What is the Light Field?

What is the Light Field?

The light field consists of the total of all light rays in 3D space, flowing through every point and in every direction.
Everything we can see is illuminated by light coming from a light source (e.g. the sun or a lamp), travelling through space and hitting surfaces. At each surface, light is partly absorbed, and partly reflected (or sometimes refracted) to another surface, where it bounces again, until it finally reaches our eyes.
What exactly we can see depends on our precise position in the light field, and by moving around in it, we can perceive part of the light field and use that to get an idea about the relative position of objects in our environment.

Scientifically speaking, light rays are described by the 5-dimensional plenoptic function: Each ray is defined by three coordinates in 3D space (3 dimensions) and two angles to specify their direction in 3D space (2 dimensions).
However, when measuring a light field using cameras, light rays can be assumed to have constant radiance along their path. Removing this redundant information from the 5D function, we are left with the 4D light field.

Check out Wikipedia’s Light Field article for a more detailed description of the light field and the plenoptic function.

How to Record a Light Field

A traditional camera captures only a flat, two-dimensional representation of the light rays reaching the lens at a given position. The 2D image sensor records the sum of brightness and colour of all light rays arriving at each individual pixel.

In contrast, a light field camera can record not only brightness and colour values in the 2D imaging sensor, but also the direction/angle of all the light rays arriving at the sensor. This additional information allows us to reconstruct where exactly each light ray came from before reaching the camera, making it possible to calculate a three-dimensional model of the captured scene.

Light field volumes can be captured using several techniques, including…

 

Light Field Processing

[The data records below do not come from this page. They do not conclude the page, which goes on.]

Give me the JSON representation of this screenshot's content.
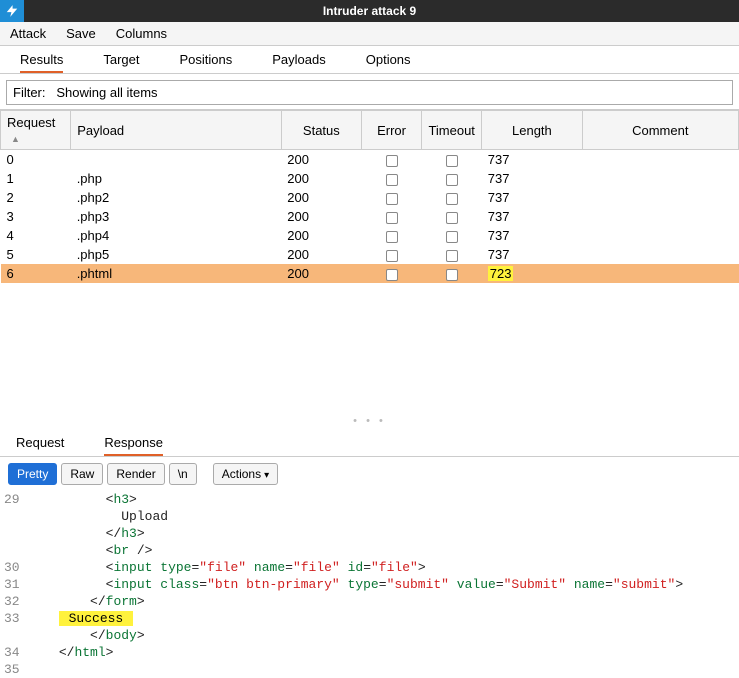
{
  "window": {
    "title": "Intruder attack 9"
  },
  "menubar": [
    "Attack",
    "Save",
    "Columns"
  ],
  "main_tabs": [
    "Results",
    "Target",
    "Positions",
    "Payloads",
    "Options"
  ],
  "active_main_tab": "Results",
  "filter": {
    "label": "Filter:",
    "value": "Showing all items"
  },
  "columns": [
    "Request",
    "Payload",
    "Status",
    "Error",
    "Timeout",
    "Length",
    "Comment"
  ],
  "sorted_col": "Request",
  "rows": [
    {
      "request": "0",
      "payload": "",
      "status": "200",
      "error": false,
      "timeout": false,
      "length": "737",
      "comment": "",
      "selected": false,
      "hl_length": false
    },
    {
      "request": "1",
      "payload": ".php",
      "status": "200",
      "error": false,
      "timeout": false,
      "length": "737",
      "comment": "",
      "selected": false,
      "hl_length": false
    },
    {
      "request": "2",
      "payload": ".php2",
      "status": "200",
      "error": false,
      "timeout": false,
      "length": "737",
      "comment": "",
      "selected": false,
      "hl_length": false
    },
    {
      "request": "3",
      "payload": ".php3",
      "status": "200",
      "error": false,
      "timeout": false,
      "length": "737",
      "comment": "",
      "selected": false,
      "hl_length": false
    },
    {
      "request": "4",
      "payload": ".php4",
      "status": "200",
      "error": false,
      "timeout": false,
      "length": "737",
      "comment": "",
      "selected": false,
      "hl_length": false
    },
    {
      "request": "5",
      "payload": ".php5",
      "status": "200",
      "error": false,
      "timeout": false,
      "length": "737",
      "comment": "",
      "selected": false,
      "hl_length": false
    },
    {
      "request": "6",
      "payload": ".phtml",
      "status": "200",
      "error": false,
      "timeout": false,
      "length": "723",
      "comment": "",
      "selected": true,
      "hl_length": true
    }
  ],
  "lower_tabs": [
    "Request",
    "Response"
  ],
  "active_lower_tab": "Response",
  "viewbar": {
    "modes": [
      "Pretty",
      "Raw",
      "Render"
    ],
    "selected": "Pretty",
    "newline_btn": "\\n",
    "actions_btn": "Actions"
  },
  "code": {
    "lines": [
      {
        "n": "29",
        "indent": 5,
        "t": "tag_open",
        "tag": "h3"
      },
      {
        "n": "",
        "indent": 6,
        "t": "text",
        "text": "Upload"
      },
      {
        "n": "",
        "indent": 5,
        "t": "tag_close",
        "tag": "h3"
      },
      {
        "n": "",
        "indent": 5,
        "t": "self",
        "tag": "br"
      },
      {
        "n": "30",
        "indent": 5,
        "t": "input1",
        "attrs": [
          [
            "type",
            "file"
          ],
          [
            "name",
            "file"
          ],
          [
            "id",
            "file"
          ]
        ]
      },
      {
        "n": "31",
        "indent": 5,
        "t": "input1",
        "attrs": [
          [
            "class",
            "btn btn-primary"
          ],
          [
            "type",
            "submit"
          ],
          [
            "value",
            "Submit"
          ],
          [
            "name",
            "submit"
          ]
        ]
      },
      {
        "n": "32",
        "indent": 4,
        "t": "tag_close",
        "tag": "form"
      },
      {
        "n": "33",
        "indent": 2,
        "t": "hl_text",
        "text": " Success "
      },
      {
        "n": "",
        "indent": 4,
        "t": "tag_close",
        "tag": "body"
      },
      {
        "n": "34",
        "indent": 2,
        "t": "tag_close",
        "tag": "html"
      },
      {
        "n": "35",
        "indent": 0,
        "t": "blank"
      }
    ]
  }
}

Depending on the technique used, the captured image data typically consists of an image containing many sub-images (from a single sensor and microlens array) or many images (from multiple cameras or exposures). The common feature of both datasets is that the sub-images or individual images differ slightly from each other because they captured light rays from slightly different positions in space.

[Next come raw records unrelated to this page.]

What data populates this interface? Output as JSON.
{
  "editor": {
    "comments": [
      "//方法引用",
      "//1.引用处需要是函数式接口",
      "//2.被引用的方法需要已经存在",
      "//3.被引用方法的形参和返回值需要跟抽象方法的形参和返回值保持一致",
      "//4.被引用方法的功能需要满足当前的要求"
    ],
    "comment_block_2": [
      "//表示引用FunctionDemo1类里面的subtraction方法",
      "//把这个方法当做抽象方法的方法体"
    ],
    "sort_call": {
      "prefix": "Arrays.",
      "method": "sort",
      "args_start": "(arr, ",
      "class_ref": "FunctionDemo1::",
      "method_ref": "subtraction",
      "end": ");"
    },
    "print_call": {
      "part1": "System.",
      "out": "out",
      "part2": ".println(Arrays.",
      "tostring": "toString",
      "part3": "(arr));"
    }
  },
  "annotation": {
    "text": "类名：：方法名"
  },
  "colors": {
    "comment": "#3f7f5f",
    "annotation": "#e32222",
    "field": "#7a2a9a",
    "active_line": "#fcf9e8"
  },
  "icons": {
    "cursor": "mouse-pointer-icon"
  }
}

Pictures taken from the three cameras differ slightly from each other, because they captured light rays from slightly different positions in space. (Picture: Lytro)

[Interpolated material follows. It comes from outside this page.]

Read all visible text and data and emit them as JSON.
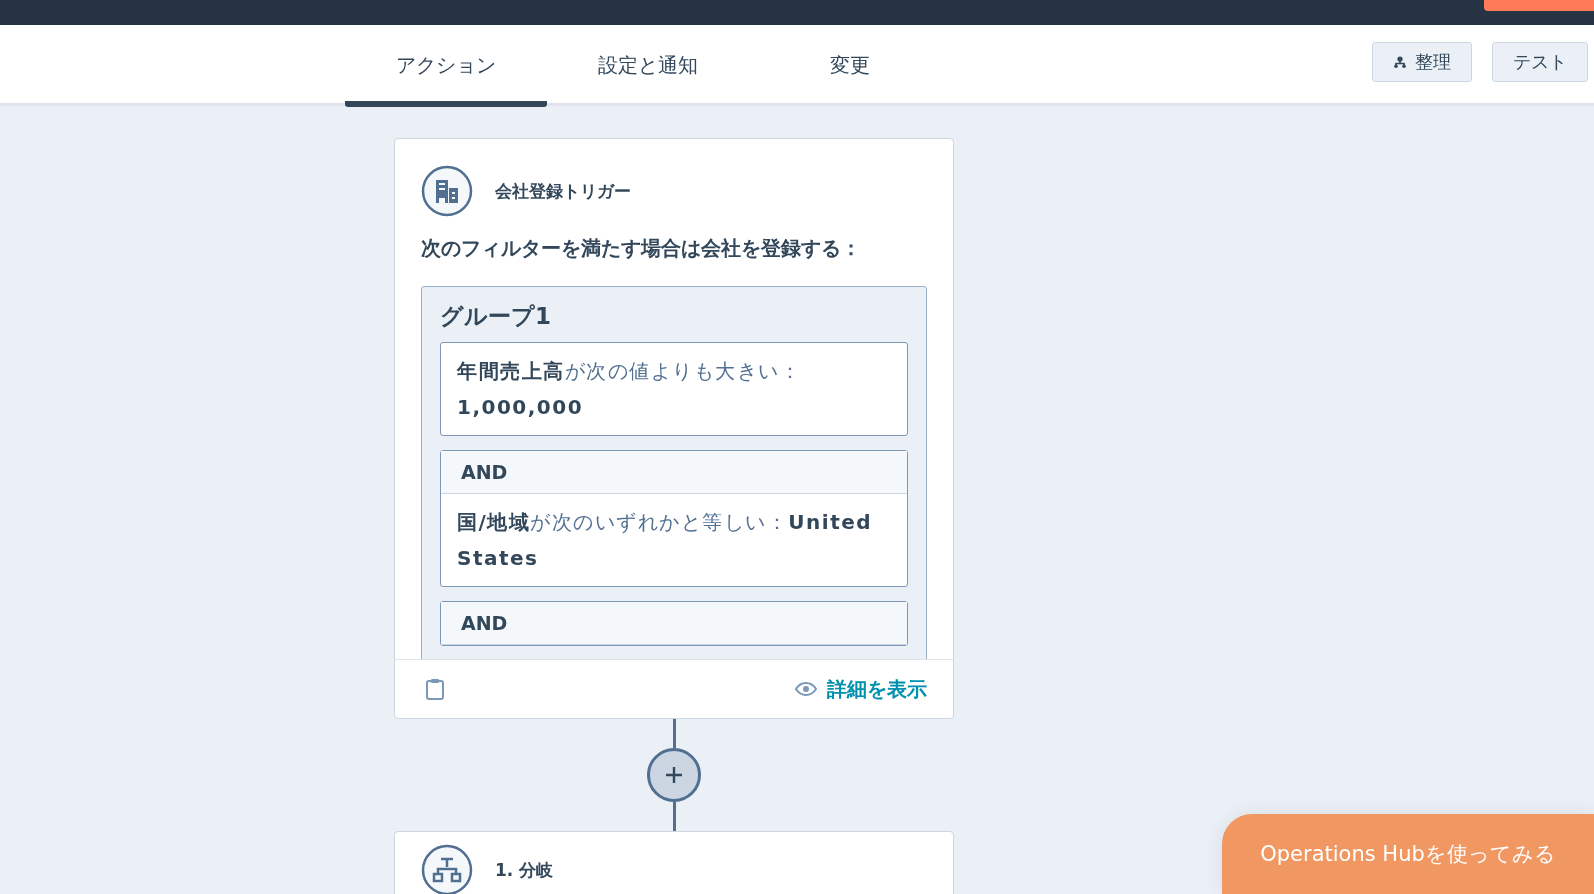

The difference – or disparity – between pixels in the (sub-)images can be used to compute the colour and angularity information of the recorded light rays, making it possible to calculate each object’s position in space and its distance from the lens or camera. This information is then processed to compute a light field volume, containing a 3D model of the recorded scene.

The differences (disparity) between pixels in the three images can be used compute a light field volume, containing a 3D model of the recorded scene. (Picture: Lytro)

Capturing a light field volume, rather than just a 2D image, opens up entirely new possibilities for imaging: The rich light field data allows us change fundamental features of an image, after it is taken: You can change what parts of the image should be in focus or blurry, adjust optical parameters such as the depth of field, change the perspective within the limits of the lens (or camera array), or even create 3D pictures from a single exposure.
Have a look at Light Field Features for more details.